Friday, January 2, 2009


My favorite poem of the year comes from the anthology New European Poets (Graywolf Press, ed. Miller & Prufer). The collection, worth a billion times its weight in devalued dollars, introduces poems from European poets who have not had significant publication in the U.S. Organized geographically, the pages trek eastward through the usual European nation states and switch rails to cover the varied poetries found in the lesser read countries to the east. The last sections fly the reader back west along a northern latitude, if you'll excuse the Lonely Planet Guide analogy, to present poems from the Scandinavian countries, Iceland, and the British Isles. In no hurry, I've kept the book next to the reading chair in my study since July, wandering through to a new section every couple of weeks. I keep returning to this gorgeous little poem, though:

Mornings on the Ground

To accept the day. What will come.
To pass through more streets than houses,
more people than streets. To pass through
skin to the other side. While I make
and unmake the day. Your heart
sleeps with me. It wraps me up at night
and the mornings are cold when I get up.
And I'm always asking where you are and why
the streets no longer are rivers. At times
a drop of water falls to the ground
as if it were a tear. At times
there isn't ground enough to soak it up.

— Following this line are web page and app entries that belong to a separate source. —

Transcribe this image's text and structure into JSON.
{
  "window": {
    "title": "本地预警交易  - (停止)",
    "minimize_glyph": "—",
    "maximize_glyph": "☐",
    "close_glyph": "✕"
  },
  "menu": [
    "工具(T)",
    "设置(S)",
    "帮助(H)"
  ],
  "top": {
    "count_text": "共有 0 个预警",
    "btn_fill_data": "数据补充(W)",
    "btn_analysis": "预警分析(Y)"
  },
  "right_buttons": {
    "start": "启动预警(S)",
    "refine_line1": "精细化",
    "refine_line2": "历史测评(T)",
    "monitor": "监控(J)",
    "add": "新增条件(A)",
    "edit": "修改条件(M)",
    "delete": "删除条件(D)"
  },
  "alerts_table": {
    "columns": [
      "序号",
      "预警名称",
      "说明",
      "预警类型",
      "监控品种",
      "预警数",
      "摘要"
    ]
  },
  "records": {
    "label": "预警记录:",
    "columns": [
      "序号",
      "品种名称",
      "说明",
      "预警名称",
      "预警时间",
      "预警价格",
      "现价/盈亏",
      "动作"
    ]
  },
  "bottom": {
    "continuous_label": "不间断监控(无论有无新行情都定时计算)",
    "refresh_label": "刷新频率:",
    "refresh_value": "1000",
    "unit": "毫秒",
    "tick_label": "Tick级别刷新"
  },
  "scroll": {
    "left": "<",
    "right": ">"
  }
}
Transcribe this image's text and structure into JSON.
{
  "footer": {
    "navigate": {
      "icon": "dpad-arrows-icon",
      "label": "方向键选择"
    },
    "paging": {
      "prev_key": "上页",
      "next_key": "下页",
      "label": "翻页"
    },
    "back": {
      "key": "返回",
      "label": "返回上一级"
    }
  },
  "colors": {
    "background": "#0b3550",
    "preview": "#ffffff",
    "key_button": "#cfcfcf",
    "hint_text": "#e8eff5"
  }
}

--Rosa Alice Branco, translated from the Portuguese by Alexis Levitin